▶ **Exercise directions**
Please restate the data word for word, in full.

(Stored items from a collection)
*** Block opens ***
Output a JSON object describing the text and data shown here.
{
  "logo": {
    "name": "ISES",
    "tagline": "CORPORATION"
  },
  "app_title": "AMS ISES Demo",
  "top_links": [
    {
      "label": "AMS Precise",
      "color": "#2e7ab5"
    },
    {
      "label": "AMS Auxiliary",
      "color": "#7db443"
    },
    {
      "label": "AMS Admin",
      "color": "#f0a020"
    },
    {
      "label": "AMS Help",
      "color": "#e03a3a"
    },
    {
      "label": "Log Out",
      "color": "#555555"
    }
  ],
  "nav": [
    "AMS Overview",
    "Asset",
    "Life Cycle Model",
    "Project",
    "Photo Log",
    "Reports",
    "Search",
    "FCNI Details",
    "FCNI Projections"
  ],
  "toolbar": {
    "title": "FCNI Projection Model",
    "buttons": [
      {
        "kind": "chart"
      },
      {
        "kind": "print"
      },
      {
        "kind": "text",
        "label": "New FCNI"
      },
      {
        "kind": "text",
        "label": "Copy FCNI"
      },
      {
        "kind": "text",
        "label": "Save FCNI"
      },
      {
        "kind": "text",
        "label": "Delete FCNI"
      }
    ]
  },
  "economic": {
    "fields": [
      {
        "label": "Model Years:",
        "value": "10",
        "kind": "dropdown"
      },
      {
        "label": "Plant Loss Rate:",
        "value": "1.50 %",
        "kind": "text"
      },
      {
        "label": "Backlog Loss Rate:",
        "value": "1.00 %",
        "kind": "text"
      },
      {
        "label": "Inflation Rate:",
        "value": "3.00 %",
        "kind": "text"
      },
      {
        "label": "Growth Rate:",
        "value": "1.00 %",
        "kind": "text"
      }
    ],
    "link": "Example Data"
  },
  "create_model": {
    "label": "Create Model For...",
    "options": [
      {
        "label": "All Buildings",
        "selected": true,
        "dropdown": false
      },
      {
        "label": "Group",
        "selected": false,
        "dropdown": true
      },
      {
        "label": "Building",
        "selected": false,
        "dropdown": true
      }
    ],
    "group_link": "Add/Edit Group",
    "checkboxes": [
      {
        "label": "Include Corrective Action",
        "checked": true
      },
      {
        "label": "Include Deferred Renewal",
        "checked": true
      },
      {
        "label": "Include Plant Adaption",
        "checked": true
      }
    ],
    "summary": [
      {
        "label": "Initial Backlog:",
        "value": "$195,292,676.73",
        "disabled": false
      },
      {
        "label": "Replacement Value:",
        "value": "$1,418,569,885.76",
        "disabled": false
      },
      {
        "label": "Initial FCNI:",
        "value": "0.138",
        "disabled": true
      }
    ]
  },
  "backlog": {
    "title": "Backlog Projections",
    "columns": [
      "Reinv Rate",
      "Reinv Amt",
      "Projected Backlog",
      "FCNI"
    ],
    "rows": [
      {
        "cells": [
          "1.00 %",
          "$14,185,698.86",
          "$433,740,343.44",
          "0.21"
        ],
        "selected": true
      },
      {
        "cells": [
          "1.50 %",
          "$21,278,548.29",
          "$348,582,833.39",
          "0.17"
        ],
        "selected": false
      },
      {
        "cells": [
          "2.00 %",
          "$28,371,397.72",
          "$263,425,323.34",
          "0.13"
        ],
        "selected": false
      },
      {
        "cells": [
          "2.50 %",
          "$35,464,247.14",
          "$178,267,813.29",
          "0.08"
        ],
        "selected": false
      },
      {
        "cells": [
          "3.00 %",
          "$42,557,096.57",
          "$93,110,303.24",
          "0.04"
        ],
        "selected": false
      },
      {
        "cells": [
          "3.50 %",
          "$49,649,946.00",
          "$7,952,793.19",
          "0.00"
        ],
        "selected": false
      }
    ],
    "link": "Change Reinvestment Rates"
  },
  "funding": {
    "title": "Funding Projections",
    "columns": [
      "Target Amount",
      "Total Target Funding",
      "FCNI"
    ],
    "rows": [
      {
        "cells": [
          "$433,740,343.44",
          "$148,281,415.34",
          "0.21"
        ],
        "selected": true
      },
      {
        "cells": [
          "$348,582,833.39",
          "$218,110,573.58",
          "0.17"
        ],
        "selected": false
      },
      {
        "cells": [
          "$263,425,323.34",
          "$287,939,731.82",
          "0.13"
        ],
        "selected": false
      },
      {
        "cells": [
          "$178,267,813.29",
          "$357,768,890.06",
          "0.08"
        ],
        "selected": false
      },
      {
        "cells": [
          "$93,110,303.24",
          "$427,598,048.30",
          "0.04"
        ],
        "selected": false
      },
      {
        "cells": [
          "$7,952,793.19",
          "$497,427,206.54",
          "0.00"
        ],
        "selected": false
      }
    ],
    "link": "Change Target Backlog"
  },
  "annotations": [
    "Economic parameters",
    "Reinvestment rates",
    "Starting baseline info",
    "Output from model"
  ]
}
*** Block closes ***
▶ **Response to this task**
Output a JSON object describing the text and data shown here.
{
  "logo": {
    "name": "ISES",
    "tagline": "CORPORATION"
  },
  "app_title": "AMS ISES Demo",
  "top_links": [
    {
      "label": "AMS Precise",
      "color": "#2e7ab5"
    },
    {
      "label": "AMS Auxiliary",
      "color": "#7db443"
    },
    {
      "label": "AMS Admin",
      "color": "#f0a020"
    },
    {
      "label": "AMS Help",
      "color": "#e03a3a"
    },
    {
      "label": "Log Out",
      "color": "#555555"
    }
  ],
  "nav": [
    "AMS Overview",
    "Asset",
    "Life Cycle Model",
    "Project",
    "Photo Log",
    "Reports",
    "Search",
    "FCNI Details",
    "FCNI Projections"
  ],
  "toolbar": {
    "title": "FCNI Projection Model",
    "buttons": [
      {
        "kind": "chart"
      },
      {
        "kind": "print"
      },
      {
        "kind": "text",
        "label": "New FCNI"
      },
      {
        "kind": "text",
        "label": "Copy FCNI"
      },
      {
        "kind": "text",
        "label": "Save FCNI"
      },
      {
        "kind": "text",
        "label": "Delete FCNI"
      }
    ]
  },
  "economic": {
    "fields": [
      {
        "label": "Model Years:",
        "value": "10",
        "kind": "dropdown"
      },
      {
        "label": "Plant Loss Rate:",
        "value": "1.50 %",
        "kind": "text"
      },
      {
        "label": "Backlog Loss Rate:",
        "value": "1.00 %",
        "kind": "text"
      },
      {
        "label": "Inflation Rate:",
        "value": "3.00 %",
        "kind": "text"
      },
      {
        "label": "Growth Rate:",
        "value": "1.00 %",
        "kind": "text"
      }
    ],
    "link": "Example Data"
  },
  "create_model": {
    "label": "Create Model For...",
    "options": [
      {
        "label": "All Buildings",
        "selected": true,
        "dropdown": false
      },
      {
        "label": "Group",
        "selected": false,
        "dropdown": true
      },
      {
        "label": "Building",
        "selected": false,
        "dropdown": true
      }
    ],
    "group_link": "Add/Edit Group",
    "checkboxes": [
      {
        "label": "Include Corrective Action",
        "checked": true
      },
      {
        "label": "Include Deferred Renewal",
        "checked": true
      },
      {
        "label": "Include Plant Adaption",
        "checked": true
      }
    ],
    "summary": [
      {
        "label": "Initial Backlog:",
        "value": "$195,292,676.73",
        "disabled": false
      },
      {
        "label": "Replacement Value:",
        "value": "$1,418,569,885.76",
        "disabled": false
      },
      {
        "label": "Initial FCNI:",
        "value": "0.138",
        "disabled": true
      }
    ]
  },
  "backlog": {
    "title": "Backlog Projections",
    "columns": [
      "Reinv Rate",
      "Reinv Amt",
      "Projected Backlog",
      "FCNI"
    ],
    "rows": [
      {
        "cells": [
          "1.00 %",
          "$14,185,698.86",
          "$433,740,343.44",
          "0.21"
        ],
        "selected": true
      },
      {
        "cells": [
          "1.50 %",
          "$21,278,548.29",
          "$348,582,833.39",
          "0.17"
        ],
        "selected": false
      },
      {
        "cells": [
          "2.00 %",
          "$28,371,397.72",
          "$263,425,323.34",
          "0.13"
        ],
        "selected": false
      },
      {
        "cells": [
          "2.50 %",
          "$35,464,247.14",
          "$178,267,813.29",
          "0.08"
        ],
        "selected": false
      },
      {
        "cells": [
          "3.00 %",
          "$42,557,096.57",
          "$93,110,303.24",
          "0.04"
        ],
        "selected": false
      },
      {
        "cells": [
          "3.50 %",
          "$49,649,946.00",
          "$7,952,793.19",
          "0.00"
        ],
        "selected": false
      }
    ],
    "link": "Change Reinvestment Rates"
  },
  "funding": {
    "title": "Funding Projections",
    "columns": [
      "Target Amount",
      "Total Target Funding",
      "FCNI"
    ],
    "rows": [
      {
        "cells": [
          "$433,740,343.44",
          "$148,281,415.34",
          "0.21"
        ],
        "selected": true
      },
      {
        "cells": [
          "$348,582,833.39",
          "$218,110,573.58",
          "0.17"
        ],
        "selected": false
      },
      {
        "cells": [
          "$263,425,323.34",
          "$287,939,731.82",
          "0.13"
        ],
        "selected": false
      },
      {
        "cells": [
          "$178,267,813.29",
          "$357,768,890.06",
          "0.08"
        ],
        "selected": false
      },
      {
        "cells": [
          "$93,110,303.24",
          "$427,598,048.30",
          "0.04"
        ],
        "selected": false
      },
      {
        "cells": [
          "$7,952,793.19",
          "$497,427,206.54",
          "0.00"
        ],
        "selected": false
      }
    ],
    "link": "Change Target Backlog"
  },
  "annotations": [
    "Economic parameters",
    "Reinvestment rates",
    "Starting baseline info",
    "Output from model"
  ]
}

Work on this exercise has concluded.